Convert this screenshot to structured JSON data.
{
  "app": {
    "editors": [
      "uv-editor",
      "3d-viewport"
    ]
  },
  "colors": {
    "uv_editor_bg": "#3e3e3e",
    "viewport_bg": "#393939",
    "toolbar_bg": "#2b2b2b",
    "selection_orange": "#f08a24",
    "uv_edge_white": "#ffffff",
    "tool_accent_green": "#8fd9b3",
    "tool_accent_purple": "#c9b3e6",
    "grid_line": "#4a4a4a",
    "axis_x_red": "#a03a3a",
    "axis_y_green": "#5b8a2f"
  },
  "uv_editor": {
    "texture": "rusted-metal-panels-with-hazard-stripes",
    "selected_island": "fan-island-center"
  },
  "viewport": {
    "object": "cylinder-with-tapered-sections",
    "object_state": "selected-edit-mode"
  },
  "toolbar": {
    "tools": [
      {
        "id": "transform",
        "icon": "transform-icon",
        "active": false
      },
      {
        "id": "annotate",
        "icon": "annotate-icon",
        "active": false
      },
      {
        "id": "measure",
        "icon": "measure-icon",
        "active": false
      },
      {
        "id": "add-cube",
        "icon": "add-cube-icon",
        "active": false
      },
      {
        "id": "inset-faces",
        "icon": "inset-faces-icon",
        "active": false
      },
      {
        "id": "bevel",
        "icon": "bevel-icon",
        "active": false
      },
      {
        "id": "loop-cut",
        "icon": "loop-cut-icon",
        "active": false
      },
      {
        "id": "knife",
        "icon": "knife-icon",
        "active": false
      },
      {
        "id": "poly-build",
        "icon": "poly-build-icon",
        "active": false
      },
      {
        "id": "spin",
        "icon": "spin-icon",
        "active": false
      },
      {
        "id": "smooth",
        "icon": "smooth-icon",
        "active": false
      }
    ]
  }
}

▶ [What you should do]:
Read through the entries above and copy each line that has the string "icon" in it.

▶ [Answer to this problem]:
        "icon": "transform-icon",
        "icon": "annotate-icon",
        "icon": "measure-icon",
        "icon": "add-cube-icon",
        "icon": "inset-faces-icon",
        "icon": "bevel-icon",
        "icon": "loop-cut-icon",
        "icon": "knife-icon",
        "icon": "poly-build-icon",
        "icon": "spin-icon",
        "icon": "smooth-icon",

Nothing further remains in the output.